- [YOUR GOAL]: Using "General" as the search string, find the matching lines below and copy them.

- [SOURCE DATA]:

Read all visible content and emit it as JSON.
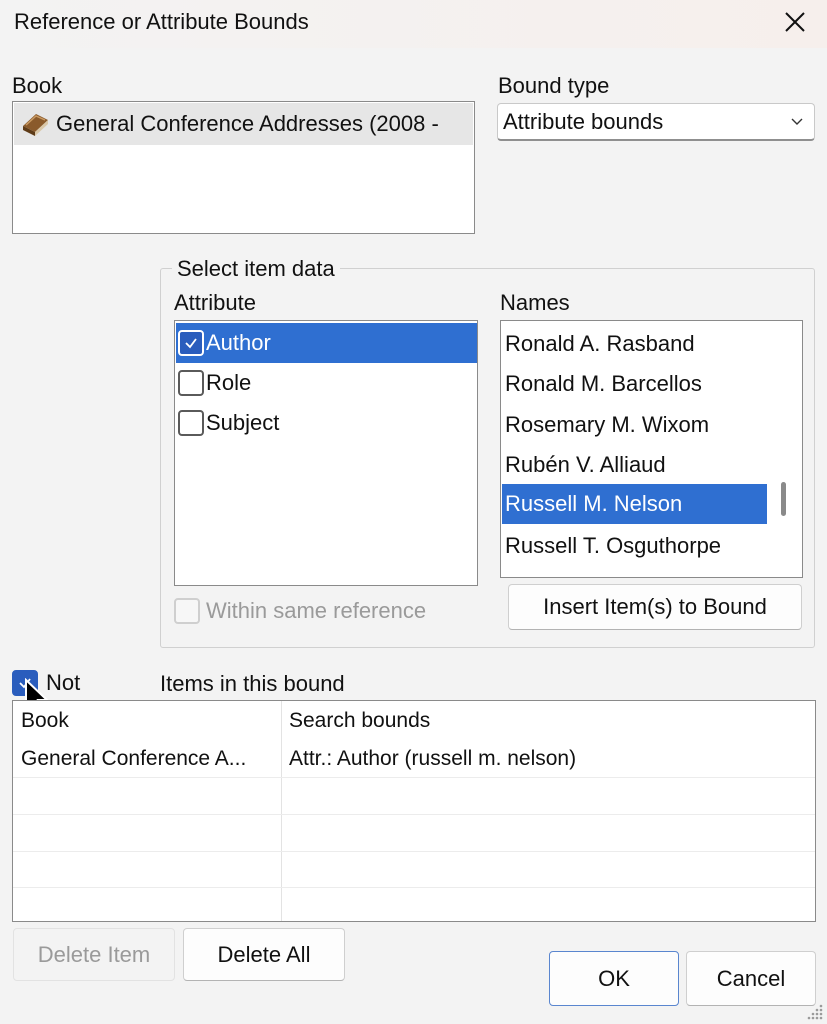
{
  "window": {
    "title": "Reference or Attribute Bounds"
  },
  "book": {
    "label": "Book",
    "items": [
      {
        "name": "General Conference Addresses (2008 -",
        "icon": "book-icon"
      }
    ]
  },
  "bound_type": {
    "label": "Bound type",
    "value": "Attribute bounds"
  },
  "select_item_data": {
    "legend": "Select item data",
    "attribute_label": "Attribute",
    "attributes": [
      {
        "label": "Author",
        "checked": true,
        "selected": true
      },
      {
        "label": "Role",
        "checked": false,
        "selected": false
      },
      {
        "label": "Subject",
        "checked": false,
        "selected": false
      }
    ],
    "names_label": "Names",
    "names": [
      {
        "label": "Ronald A. Rasband",
        "selected": false
      },
      {
        "label": "Ronald M. Barcellos",
        "selected": false
      },
      {
        "label": "Rosemary M. Wixom",
        "selected": false
      },
      {
        "label": "Rubén V. Alliaud",
        "selected": false
      },
      {
        "label": "Russell M. Nelson",
        "selected": true
      },
      {
        "label": "Russell T. Osguthorpe",
        "selected": false
      }
    ],
    "within_same_reference": {
      "label": "Within same reference",
      "checked": false,
      "enabled": false
    },
    "insert_button": "Insert Item(s) to Bound"
  },
  "not_checkbox": {
    "label": "Not",
    "checked": true
  },
  "items_in_bound": {
    "label": "Items in this bound",
    "columns": [
      "Book",
      "Search bounds"
    ],
    "rows": [
      [
        "General Conference A...",
        "Attr.: Author (russell m. nelson)"
      ]
    ]
  },
  "buttons": {
    "delete_item": "Delete Item",
    "delete_all": "Delete All",
    "ok": "OK",
    "cancel": "Cancel"
  },
  "colors": {
    "selection": "#2f6fd1",
    "checkbox_checked": "#2a5dbd"
  }
}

- [WRITTEN SOLUTION]:
        "name": "General Conference Addresses (2008 -",
        "General Conference A...",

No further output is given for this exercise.